#### [What to produce]
A word-for-word printout of the whole listing is needed.

#### [Exercise inputs]

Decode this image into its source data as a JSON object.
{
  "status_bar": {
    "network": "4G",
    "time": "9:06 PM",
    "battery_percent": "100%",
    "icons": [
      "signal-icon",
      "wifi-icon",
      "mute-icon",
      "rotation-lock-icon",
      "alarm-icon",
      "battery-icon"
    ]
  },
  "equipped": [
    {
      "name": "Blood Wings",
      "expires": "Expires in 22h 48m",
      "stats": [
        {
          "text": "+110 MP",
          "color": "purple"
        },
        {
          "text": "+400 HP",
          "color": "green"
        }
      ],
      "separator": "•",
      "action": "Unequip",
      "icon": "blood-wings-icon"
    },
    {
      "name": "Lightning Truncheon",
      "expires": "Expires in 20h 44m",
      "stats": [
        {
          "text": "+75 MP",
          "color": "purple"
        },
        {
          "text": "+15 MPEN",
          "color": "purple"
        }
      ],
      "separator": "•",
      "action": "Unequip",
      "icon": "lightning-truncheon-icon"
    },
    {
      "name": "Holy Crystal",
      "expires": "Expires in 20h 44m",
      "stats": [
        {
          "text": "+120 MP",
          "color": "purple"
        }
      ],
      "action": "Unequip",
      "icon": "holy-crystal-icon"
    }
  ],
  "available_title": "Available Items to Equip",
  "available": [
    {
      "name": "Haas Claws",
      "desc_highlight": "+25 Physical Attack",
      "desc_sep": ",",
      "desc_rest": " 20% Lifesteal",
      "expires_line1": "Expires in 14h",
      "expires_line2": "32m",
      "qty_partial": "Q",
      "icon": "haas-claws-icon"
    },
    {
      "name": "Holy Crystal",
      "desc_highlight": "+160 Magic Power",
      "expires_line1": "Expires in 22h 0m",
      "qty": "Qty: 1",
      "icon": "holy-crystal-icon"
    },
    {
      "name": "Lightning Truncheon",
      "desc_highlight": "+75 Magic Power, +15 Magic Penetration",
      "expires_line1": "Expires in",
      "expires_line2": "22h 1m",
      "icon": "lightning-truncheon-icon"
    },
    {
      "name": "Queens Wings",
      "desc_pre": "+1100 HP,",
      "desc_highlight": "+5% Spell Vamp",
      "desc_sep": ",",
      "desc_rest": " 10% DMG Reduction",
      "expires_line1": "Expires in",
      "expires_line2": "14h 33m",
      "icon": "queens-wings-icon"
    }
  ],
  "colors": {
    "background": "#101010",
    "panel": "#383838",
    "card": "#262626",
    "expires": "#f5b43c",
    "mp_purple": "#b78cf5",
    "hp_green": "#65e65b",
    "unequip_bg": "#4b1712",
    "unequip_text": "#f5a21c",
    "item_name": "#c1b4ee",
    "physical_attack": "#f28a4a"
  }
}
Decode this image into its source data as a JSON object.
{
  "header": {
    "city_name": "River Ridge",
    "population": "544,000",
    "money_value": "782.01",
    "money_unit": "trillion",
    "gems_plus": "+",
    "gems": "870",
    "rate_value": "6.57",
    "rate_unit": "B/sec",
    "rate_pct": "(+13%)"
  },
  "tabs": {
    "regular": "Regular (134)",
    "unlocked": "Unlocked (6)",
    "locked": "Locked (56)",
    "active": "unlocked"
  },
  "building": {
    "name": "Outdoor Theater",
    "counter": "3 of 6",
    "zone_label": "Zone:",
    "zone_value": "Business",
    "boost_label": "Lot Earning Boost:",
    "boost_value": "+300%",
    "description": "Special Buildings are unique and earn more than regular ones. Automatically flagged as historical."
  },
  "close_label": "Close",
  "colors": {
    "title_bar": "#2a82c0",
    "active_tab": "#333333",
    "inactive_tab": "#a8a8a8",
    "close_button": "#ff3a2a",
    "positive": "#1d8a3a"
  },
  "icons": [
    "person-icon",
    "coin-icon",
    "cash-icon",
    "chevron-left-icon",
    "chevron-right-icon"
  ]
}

#### [Result of this task]
Decode this image into its source data as a JSON object.
{
  "status_bar": {
    "network": "4G",
    "time": "9:06 PM",
    "battery_percent": "100%",
    "icons": [
      "signal-icon",
      "wifi-icon",
      "mute-icon",
      "rotation-lock-icon",
      "alarm-icon",
      "battery-icon"
    ]
  },
  "equipped": [
    {
      "name": "Blood Wings",
      "expires": "Expires in 22h 48m",
      "stats": [
        {
          "text": "+110 MP",
          "color": "purple"
        },
        {
          "text": "+400 HP",
          "color": "green"
        }
      ],
      "separator": "•",
      "action": "Unequip",
      "icon": "blood-wings-icon"
    },
    {
      "name": "Lightning Truncheon",
      "expires": "Expires in 20h 44m",
      "stats": [
        {
          "text": "+75 MP",
          "color": "purple"
        },
        {
          "text": "+15 MPEN",
          "color": "purple"
        }
      ],
      "separator": "•",
      "action": "Unequip",
      "icon": "lightning-truncheon-icon"
    },
    {
      "name": "Holy Crystal",
      "expires": "Expires in 20h 44m",
      "stats": [
        {
          "text": "+120 MP",
          "color": "purple"
        }
      ],
      "action": "Unequip",
      "icon": "holy-crystal-icon"
    }
  ],
  "available_title": "Available Items to Equip",
  "available": [
    {
      "name": "Haas Claws",
      "desc_highlight": "+25 Physical Attack",
      "desc_sep": ",",
      "desc_rest": " 20% Lifesteal",
      "expires_line1": "Expires in 14h",
      "expires_line2": "32m",
      "qty_partial": "Q",
      "icon": "haas-claws-icon"
    },
    {
      "name": "Holy Crystal",
      "desc_highlight": "+160 Magic Power",
      "expires_line1": "Expires in 22h 0m",
      "qty": "Qty: 1",
      "icon": "holy-crystal-icon"
    },
    {
      "name": "Lightning Truncheon",
      "desc_highlight": "+75 Magic Power, +15 Magic Penetration",
      "expires_line1": "Expires in",
      "expires_line2": "22h 1m",
      "icon": "lightning-truncheon-icon"
    },
    {
      "name": "Queens Wings",
      "desc_pre": "+1100 HP,",
      "desc_highlight": "+5% Spell Vamp",
      "desc_sep": ",",
      "desc_rest": " 10% DMG Reduction",
      "expires_line1": "Expires in",
      "expires_line2": "14h 33m",
      "icon": "queens-wings-icon"
    }
  ],
  "colors": {
    "background": "#101010",
    "panel": "#383838",
    "card": "#262626",
    "expires": "#f5b43c",
    "mp_purple": "#b78cf5",
    "hp_green": "#65e65b",
    "unequip_bg": "#4b1712",
    "unequip_text": "#f5a21c",
    "item_name": "#c1b4ee",
    "physical_attack": "#f28a4a"
  }
}
Decode this image into its source data as a JSON object.
{
  "header": {
    "city_name": "River Ridge",
    "population": "544,000",
    "money_value": "782.01",
    "money_unit": "trillion",
    "gems_plus": "+",
    "gems": "870",
    "rate_value": "6.57",
    "rate_unit": "B/sec",
    "rate_pct": "(+13%)"
  },
  "tabs": {
    "regular": "Regular (134)",
    "unlocked": "Unlocked (6)",
    "locked": "Locked (56)",
    "active": "unlocked"
  },
  "building": {
    "name": "Outdoor Theater",
    "counter": "3 of 6",
    "zone_label": "Zone:",
    "zone_value": "Business",
    "boost_label": "Lot Earning Boost:",
    "boost_value": "+300%",
    "description": "Special Buildings are unique and earn more than regular ones. Automatically flagged as historical."
  },
  "close_label": "Close",
  "colors": {
    "title_bar": "#2a82c0",
    "active_tab": "#333333",
    "inactive_tab": "#a8a8a8",
    "close_button": "#ff3a2a",
    "positive": "#1d8a3a"
  },
  "icons": [
    "person-icon",
    "coin-icon",
    "cash-icon",
    "chevron-left-icon",
    "chevron-right-icon"
  ]
}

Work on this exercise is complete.